The next two years will see about 250 new units of housing built in Nelson, and that’s why the revenue side of the city’s ledger is looking good these days, according to the city’s finance manager, Colin McClure.
The downside is that it puts a strain on the city’s planning department staff and sometimes permits are delayed as a result, he said. That creates increased staffing expenses to keep up with the demand.
“We are a booming community and we see that in our fees and on the demand in development services.”
McClure’s presentation materials include a full outline of revenue and expenses, as well as the capital budget, for this year and last, with explanatory notes, attached below.
Another positive revenue story, he said, is an uptick in transit use.
“Last year we lowered the barrier and made one $2 fee from Balfour to Trail. We are seeing this difference in rider numbers and sales of passes.”
One challenge on the expense side is that the snow removal budget has already been used up this year.
McClure said funding for November and December snow plowing will come from other projects that are under budget and from the increased building development revenues.
McClure also cited increased labour-relations legal costs related to the fire department arbitration case that was concluded this year.
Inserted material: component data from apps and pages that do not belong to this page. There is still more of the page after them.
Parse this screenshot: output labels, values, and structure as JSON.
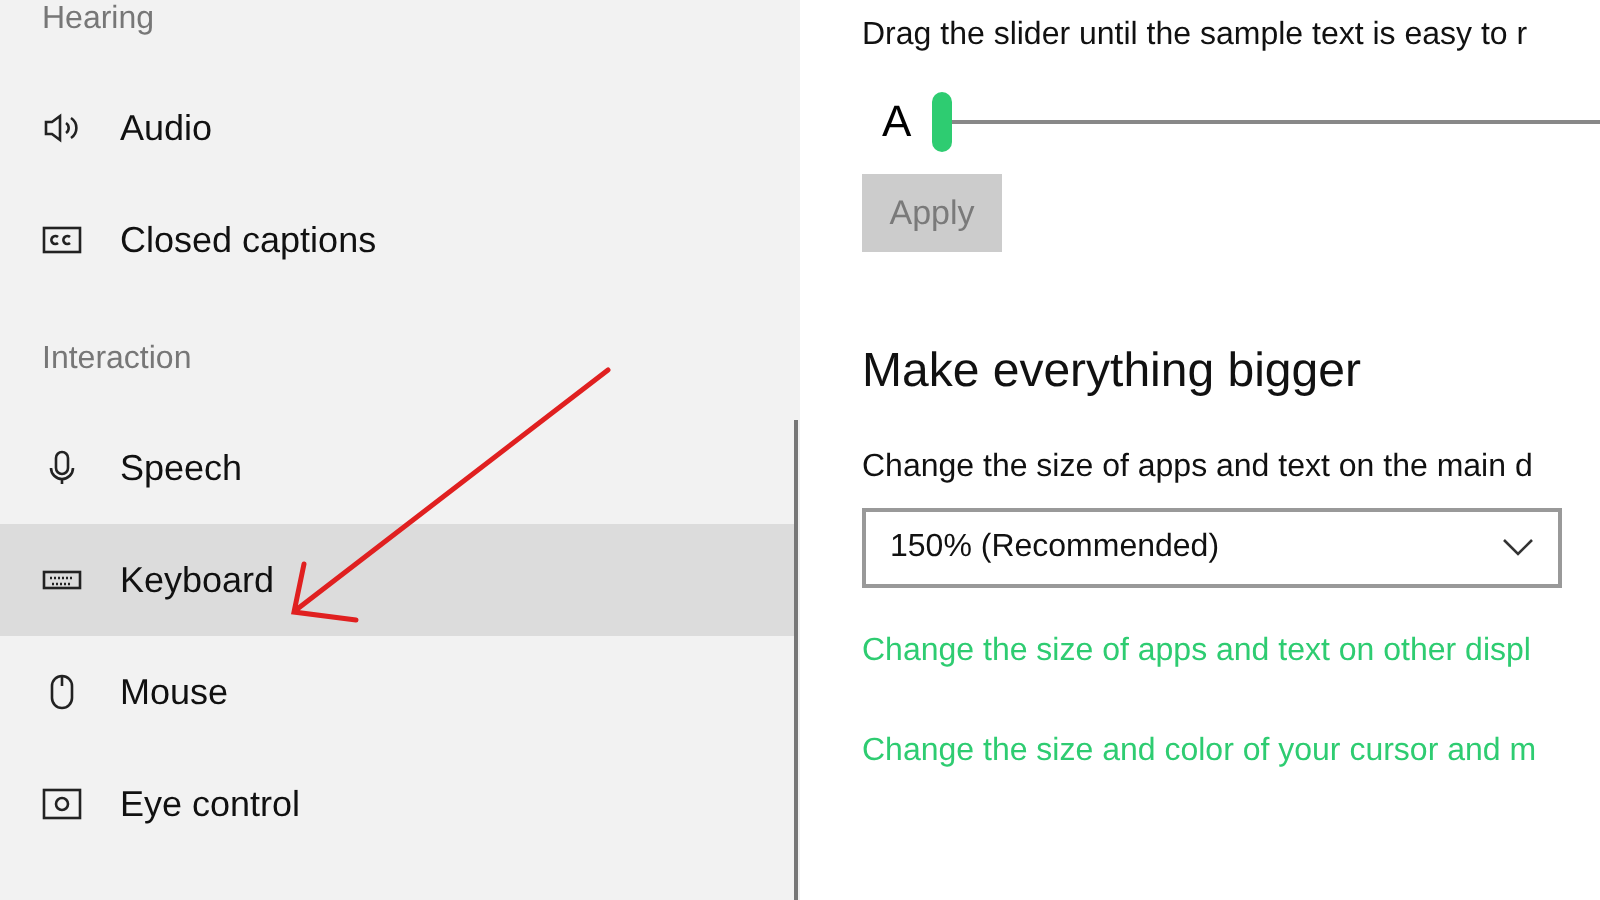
{
  "sidebar": {
    "sections": [
      {
        "heading": "Hearing",
        "items": [
          {
            "kind": "speaker",
            "label": "Audio",
            "selected": false
          },
          {
            "kind": "cc",
            "label": "Closed captions",
            "selected": false
          }
        ]
      },
      {
        "heading": "Interaction",
        "items": [
          {
            "kind": "mic",
            "label": "Speech",
            "selected": false
          },
          {
            "kind": "keyboard",
            "label": "Keyboard",
            "selected": true
          },
          {
            "kind": "mouse",
            "label": "Mouse",
            "selected": false
          },
          {
            "kind": "eye",
            "label": "Eye control",
            "selected": false
          }
        ]
      }
    ]
  },
  "text_size": {
    "instruction": "Drag the slider until the sample text is easy to r",
    "slider_label": "A",
    "level": 0,
    "apply": {
      "label": "Apply",
      "disabled": true
    }
  },
  "make_bigger": {
    "title": "Make everything bigger",
    "dropdown_label": "Change the size of apps and text on the main d",
    "dropdown_value": "150% (Recommended)",
    "links": [
      "Change the size of apps and text on other displ",
      "Change the size and color of your cursor and m"
    ]
  }
}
The city has almost $20 million in capital expenses budgeted for 2018 (as opposed to $18 million last year), partly because of the Hall Street project, McClure said, adding that the Hall Street work has been funded through grants from senior governments and from the city’s water and sewer reserve funds.
McClure’s description of capital budget activities includes new bylaw enforcement software, engineering work on the library and police building, Cottonwood Falls redevelopment work, the relining of 3.8 kilometres of sewer line, completion of the emergency water source intake in Kootenay Lake, new outdoor exercise equipment in Lakeside Park, and a variety of other public works and utility upgrades and construction.